PET is used as a raw material for making packaging materials such as bottles and containers for packaging a wide range of food products and other consumer goods. Examples include soft drinks, alcoholic beverages, detergents, cosmetics, pharmaceutical products, edible oils, etc. PET is one of the most common consumer plastics used.
The empty PET packaging is discarded by the consumer after use and becomes PET waste. In the recycling industry, this is referred to as "post-consumer PET." Many local governments and waste collection agencies have started to collect post-consumer PET separately from other household waste. The collected post-consumer PET is taken to recycling centres known as Material Recovery Facilities (MRF) where it is sorted and separated from other materials such as metal, objects made out of other rigid plastics such as PVC, HDPE, polypropylene, flexible plastics such as those used for bags (generally low density polyethylene), drink cartons, and anything else which is not made out of PET.
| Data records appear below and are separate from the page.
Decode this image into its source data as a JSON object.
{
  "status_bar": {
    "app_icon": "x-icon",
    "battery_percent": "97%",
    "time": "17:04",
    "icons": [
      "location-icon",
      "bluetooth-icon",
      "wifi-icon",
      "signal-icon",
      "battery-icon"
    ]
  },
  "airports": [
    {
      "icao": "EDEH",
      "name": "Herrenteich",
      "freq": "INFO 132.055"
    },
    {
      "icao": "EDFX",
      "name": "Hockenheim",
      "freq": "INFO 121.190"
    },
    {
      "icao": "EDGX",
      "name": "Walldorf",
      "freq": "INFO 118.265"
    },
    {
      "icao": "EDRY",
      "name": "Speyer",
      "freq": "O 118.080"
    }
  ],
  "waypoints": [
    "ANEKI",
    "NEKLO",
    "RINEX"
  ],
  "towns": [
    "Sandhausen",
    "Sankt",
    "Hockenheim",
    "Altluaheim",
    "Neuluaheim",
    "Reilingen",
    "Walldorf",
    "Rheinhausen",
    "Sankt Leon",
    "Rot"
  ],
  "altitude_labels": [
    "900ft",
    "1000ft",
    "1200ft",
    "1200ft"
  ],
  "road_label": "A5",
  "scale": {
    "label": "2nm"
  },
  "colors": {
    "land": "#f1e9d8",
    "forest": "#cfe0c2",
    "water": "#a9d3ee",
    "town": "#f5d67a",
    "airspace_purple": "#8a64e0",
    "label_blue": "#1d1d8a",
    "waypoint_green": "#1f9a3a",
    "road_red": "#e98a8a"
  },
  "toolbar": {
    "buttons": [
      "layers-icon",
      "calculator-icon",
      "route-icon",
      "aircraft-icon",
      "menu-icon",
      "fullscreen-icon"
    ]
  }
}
Post-consumer PET is sometimes also sorted into different colour fractions: transparent or uncoloured PET, blue and green coloured PET, and the remainder into a mixed colours fraction. The emergence of new colors (such as amber for plastic beer bottles) further complicate the sorting process for the recycling industry.
This sorted post-consumer PET waste is crushed and pressed into bales, which are offered for sale to recycling companies. Transparent post-consumer PET attracts higher sales prices compared to the blue and green fractions. The mixed colour fraction is the least valuable.
Recycling companies will further treat the post-consumer PET by shredding the material into small fragments. These fragments still contain residues of the original content, shredded paper labels and plastic caps. These are removed by different processes, resulting in pure PET fragments, or "PET flakes". PET flakes are used as the raw material for making new PET bottles. PET flakes are also used for making fleece, which can be used for clothing such as jackets or hats.